Torres’ granddaughter, Sofia Lebinski, then 7, survived the massacre by sheer luck. The killer chose to stalk the opposite hall. On the day I visit Newtown, Sofia and her classmates, who now go to school a 30-minute ride away in another town, were celebrating the end of the school year with a touching musical presentation that honored their lost schoolmates.
That same night, in a lecture hall at Newtown High School, I witness a milestone: The architects and designers of Svigals & Partners of New Haven — who have been working for the last year with community groups in Newtown to rebuild Sandy Hook Elementary – unveil to the public the final renderings of a gorgeous new school, being built with a $50 million state grant.
The unique design, in the words of architect and sculptor Barry Svigals, “embraces the children.” An undulating wooden façade, a rain garden, and courtyards that connect to the natural environment are some of the features. The design also preserves unpaved “the sacred ground” where the children were killed. To memorialize, or not, the tragedy there has not been decided.
The school will have lockable doors and other high-end security measures that won’t be revealed to the public, one of the Svigals team members assures the audience. The campus will seem like “a regular school” but administrators will be able to detect “who is going in and out.”
Security, however, remains a sensitive issue.
“They say there will be security,” Torres says, “but how do we really know if our children are safe?

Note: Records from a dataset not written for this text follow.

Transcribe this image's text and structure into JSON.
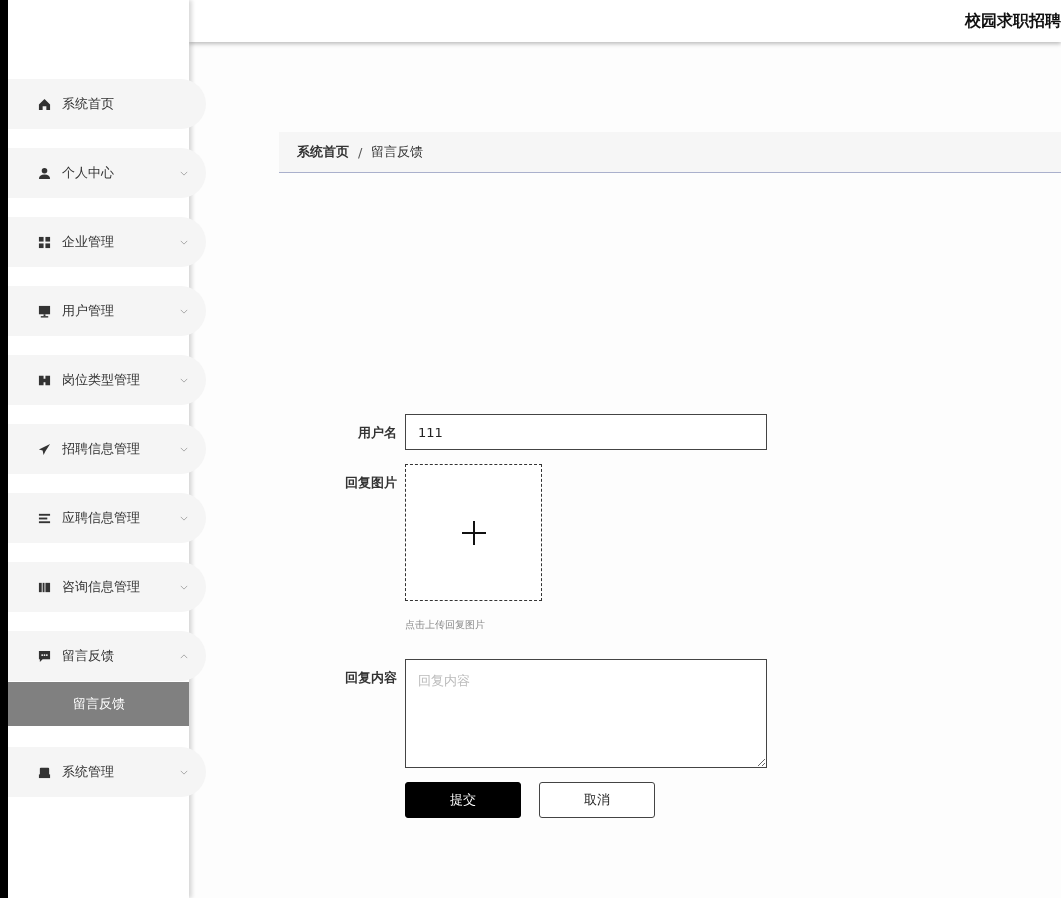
{
  "header": {
    "title": "校园求职招聘"
  },
  "sidebar": {
    "items": [
      {
        "label": "系统首页",
        "kind": "link"
      },
      {
        "label": "个人中心",
        "kind": "menu",
        "expanded": false
      },
      {
        "label": "企业管理",
        "kind": "menu",
        "expanded": false
      },
      {
        "label": "用户管理",
        "kind": "menu",
        "expanded": false
      },
      {
        "label": "岗位类型管理",
        "kind": "menu",
        "expanded": false
      },
      {
        "label": "招聘信息管理",
        "kind": "menu",
        "expanded": false
      },
      {
        "label": "应聘信息管理",
        "kind": "menu",
        "expanded": false
      },
      {
        "label": "咨询信息管理",
        "kind": "menu",
        "expanded": false
      },
      {
        "label": "留言反馈",
        "kind": "menu",
        "expanded": true,
        "children": [
          {
            "label": "留言反馈",
            "selected": true
          }
        ]
      },
      {
        "label": "系统管理",
        "kind": "menu",
        "expanded": false
      }
    ]
  },
  "breadcrumb": [
    "系统首页",
    "留言反馈"
  ],
  "breadcrumb_separator": "/",
  "form": {
    "fields": [
      {
        "label": "用户名",
        "kind": "text",
        "value": "111"
      },
      {
        "label": "回复图片",
        "kind": "upload",
        "hint": "点击上传回复图片"
      },
      {
        "label": "回复内容",
        "kind": "textarea",
        "placeholder": "回复内容"
      }
    ],
    "buttons": [
      {
        "label": "提交",
        "kind": "primary"
      },
      {
        "label": "取消",
        "kind": "secondary"
      }
    ]
  }
}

No school is ever totally safe.”
Her assessment is on-point and applicable beyond Sandy Hook, a stand-in for every town.
Once a farming haven, Newtown is now the fifth largest town in land mass in Connecticut, a bedroom community to Danbury, Waterbury, and New York. When I arrive, I drive up a hill along Church Hill Road to the most familiar of the landmarks before Sandy Hook, the mammoth flag pole erected in 1876 at the center of Main Street.
At Edmond Town Hall, I meet the town’s historian, Daniel Cruson, author of various tomes that chronicle life in Newtown from its 1708 founding along the north-south axis of a ridge. Cruson’s grim task these days is to secure mementos, photographs, news clippings, and any object that will tell the story of the Sandy Hook tragedy for generations to come.

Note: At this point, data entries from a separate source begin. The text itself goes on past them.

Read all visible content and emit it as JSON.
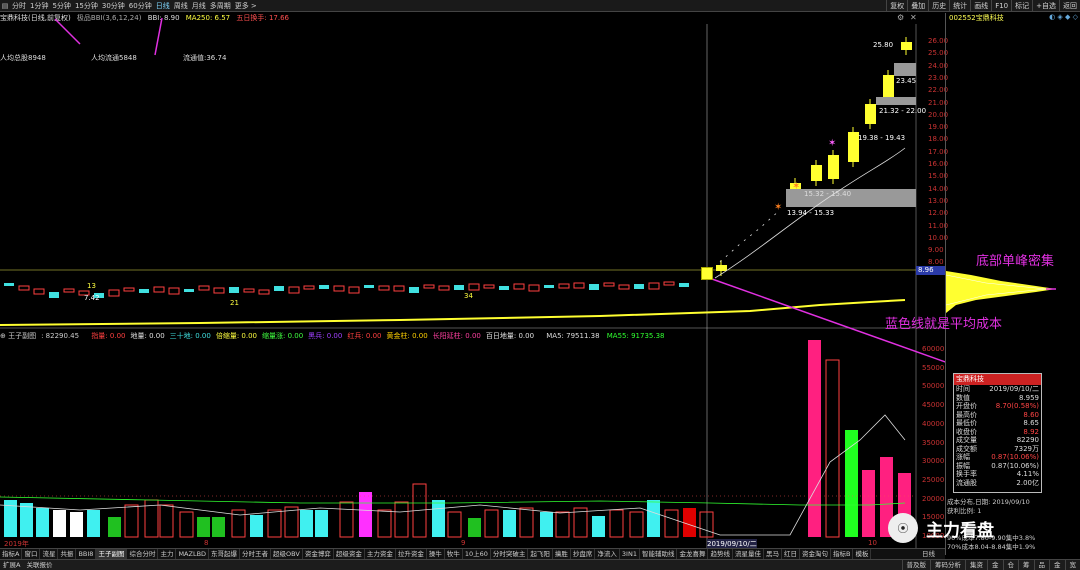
{
  "toolbar": {
    "menu_icon": "▤",
    "timeframes": [
      "分时",
      "1分钟",
      "5分钟",
      "15分钟",
      "30分钟",
      "60分钟",
      "日线",
      "周线",
      "月线",
      "多周期",
      "更多 >"
    ],
    "active_timeframe_index": 6,
    "right_buttons": [
      "复权",
      "叠加",
      "历史",
      "统计",
      "画线",
      "F10",
      "标记",
      "+自选",
      "返回"
    ],
    "stock_code_name": "002552宝鼎科技"
  },
  "indicator_line": {
    "stock_label": "宝鼎科技(日线,前复权)",
    "bbi_label": "极品BBI(3,6,12,24)",
    "bbi_value": "BBI: 8.90",
    "ma250": "MA250: 6.57",
    "five_day": "五日换手: 17.66"
  },
  "stats": {
    "avg_total": "人均总股8948",
    "avg_float": "人均流通5848",
    "float_value": "流通值:36.74"
  },
  "price_axis": [
    "26.00",
    "25.00",
    "24.00",
    "23.00",
    "22.00",
    "21.00",
    "20.00",
    "19.00",
    "18.00",
    "17.00",
    "16.00",
    "15.00",
    "14.00",
    "13.00",
    "12.00",
    "11.00",
    "10.00",
    "9.00",
    "8.00"
  ],
  "current_price_tag": "8.96",
  "price_labels": {
    "high": "25.80",
    "p1": "23.45",
    "p2": "21.32 - 22.00",
    "p3": "19.38 - 19.43",
    "p4": "15.32 - 15.40",
    "p5": "13.94 - 15.33",
    "low": "7.42",
    "num13": "13",
    "num21": "21",
    "num34": "34"
  },
  "volume_indicator": {
    "name": "王子副图",
    "value": ": 82290.45",
    "flags": [
      {
        "text": "指量: 0.00",
        "color": "#ff4040"
      },
      {
        "text": "地量: 0.00",
        "color": "#e0e0e0"
      },
      {
        "text": "三十地: 0.00",
        "color": "#40e0e0"
      },
      {
        "text": "倍缩量: 0.00",
        "color": "#ffff40"
      },
      {
        "text": "缩量涨: 0.00",
        "color": "#40ff40"
      },
      {
        "text": "黑兵: 0.00",
        "color": "#a040ff"
      },
      {
        "text": "红兵: 0.00",
        "color": "#ff4040"
      },
      {
        "text": "黄金柱: 0.00",
        "color": "#ffd000"
      },
      {
        "text": "长阳延柱: 0.00",
        "color": "#ff40a0"
      },
      {
        "text": "百日地量: 0.00",
        "color": "#e0e0e0"
      }
    ],
    "ma5": "MA5: 79511.38",
    "ma55": "MA55: 91735.38"
  },
  "volume_axis": [
    "60000",
    "55000",
    "50000",
    "45000",
    "40000",
    "35000",
    "30000",
    "25000",
    "20000",
    "15000",
    "10000"
  ],
  "dates": {
    "left": "2019年",
    "mid1": "8",
    "mid2": "9",
    "cursor": "2019/09/10/二",
    "right": "10"
  },
  "popup": {
    "title": "宝鼎科技",
    "rows": [
      {
        "k": "时间",
        "v": "2019/09/10/二",
        "red": false
      },
      {
        "k": "数值",
        "v": "8.959",
        "red": false
      },
      {
        "k": "开盘价",
        "v": "8.70(0.58%)",
        "red": true
      },
      {
        "k": "最高价",
        "v": "8.60",
        "red": true
      },
      {
        "k": "最低价",
        "v": "8.65",
        "red": false
      },
      {
        "k": "收盘价",
        "v": "8.92",
        "red": true
      },
      {
        "k": "成交量",
        "v": "82290",
        "red": false
      },
      {
        "k": "成交额",
        "v": "7329万",
        "red": false
      },
      {
        "k": "涨幅",
        "v": "0.87(10.06%)",
        "red": true
      },
      {
        "k": "振幅",
        "v": "0.87(10.06%)",
        "red": false
      },
      {
        "k": "换手率",
        "v": "4.11%",
        "red": false
      },
      {
        "k": "流通股",
        "v": "2.00亿",
        "red": false
      }
    ]
  },
  "cost": {
    "line1": "成本分布,日期: 2019/09/10",
    "line2": "获利比例: 1",
    "line3": "90%成本7.80-9.90集中3.8%",
    "line4": "70%成本8.04-8.84集中1.9%"
  },
  "annotations": {
    "bottom_peak": "底部单峰密集",
    "blue_line": "蓝色线就是平均成本"
  },
  "watermark": {
    "logo": "⦿",
    "text": "主力看盘"
  },
  "tabs": [
    "指标A",
    "窗口",
    "流星",
    "共振",
    "BBI8",
    "王子副图",
    "综合分时",
    "主力",
    "MAZLBD",
    "东哥起爆",
    "分时王者",
    "超级OBV",
    "资金博弈",
    "超级资金",
    "主力资金",
    "拉升资金",
    "操牛",
    "牧牛",
    "10上60",
    "分时突破主",
    "起飞阳",
    "擒胜",
    "抄盘席",
    "净流入",
    "3IN1",
    "智能辅助线",
    "金龙喜舞",
    "趋势线",
    "流星量佳",
    "黑马",
    "红日",
    "资金淘句",
    "指标B",
    "模板"
  ],
  "active_tab_index": 5,
  "right_tab": "日线",
  "status": {
    "left": [
      "扩展A",
      "关联报价"
    ],
    "right_items": [
      "普及版",
      "筹码分析",
      "集资",
      "金",
      "仓",
      "筹",
      "品",
      "金",
      "宽"
    ]
  }
}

In a city vault, sit the incinerated remains of thousands of flowers, cards, and mementos left by mourners who came to town after the shooting. It took two trucks to remove the items that lined the main road for two miles into Sandy Hook. Hundreds of teddy bears and toys not ruined by weather were donated to children’s charities. Also stored are letters of condolence from all over the world, all of it kept in gratitude.

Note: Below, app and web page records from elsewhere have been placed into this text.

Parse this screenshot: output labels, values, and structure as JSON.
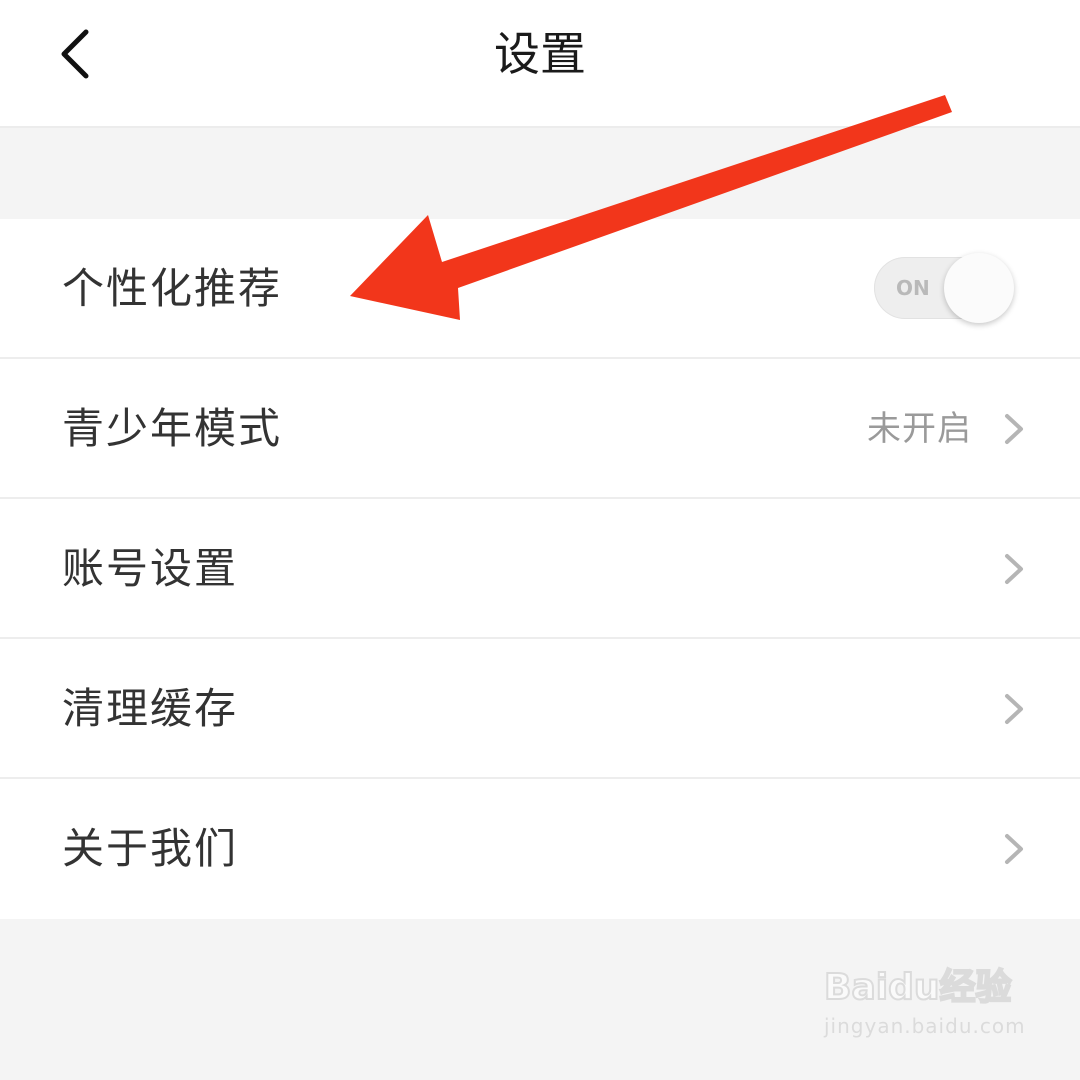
{
  "header": {
    "title": "设置"
  },
  "settings": {
    "items": [
      {
        "label": "个性化推荐",
        "control": "toggle",
        "toggle_text": "ON",
        "toggle_on": true
      },
      {
        "label": "青少年模式",
        "value": "未开启"
      },
      {
        "label": "账号设置"
      },
      {
        "label": "清理缓存"
      },
      {
        "label": "关于我们"
      }
    ]
  },
  "annotation": {
    "arrow_color": "#f2361b"
  },
  "watermark": {
    "logo_text": "Baidu经验",
    "url_text": "jingyan.baidu.com"
  },
  "colors": {
    "background": "#f4f4f4",
    "surface": "#ffffff",
    "text_primary": "#333333",
    "text_secondary": "#9a9a9a"
  }
}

Forever marked by gun violence, this gentle town has had to deal with another level of infringement: conspiracy theorists spreading the rumor that the massacre never happened, that it was a hoax to disarm citizens.
One of these lunatics called the town’s funeral home, asked to speak to the funeral director, and in a serious but devious tone, asked: “I just want to know one thing: How did you fake it?”
That’s how much horror this town has endured.
And still, the spirit of healing prevails.
I walk out Edmond Hall to clear skies, and by the end of the night, when I leave the presentation by the architects at Newtown High School, I’ve witnessed the bravest community in America attempt to rebuild and rise above loss and grief.
For a moment, I feel like many here do: hopeful.
“This is a very special town,” Cruson had told me.
It is, and if the unspeakable happened here, it can happen anywhere. It is happening everywhere. We can and should move on from tragedy, but this nation cannot afford to forget the angels of Sandy Hook Elementary — children and educators who paid with their lives for our right to stockpile assault weapons in our homes.
When I wrote about the Newtown massacre the day it happened, I asked: How many more innocents have to die at the hands of a madman with a gun before we wake up, America?
Let us love our children more than our guns, I begged.
And as I stroll this lovely town, the plea rings ever stronger.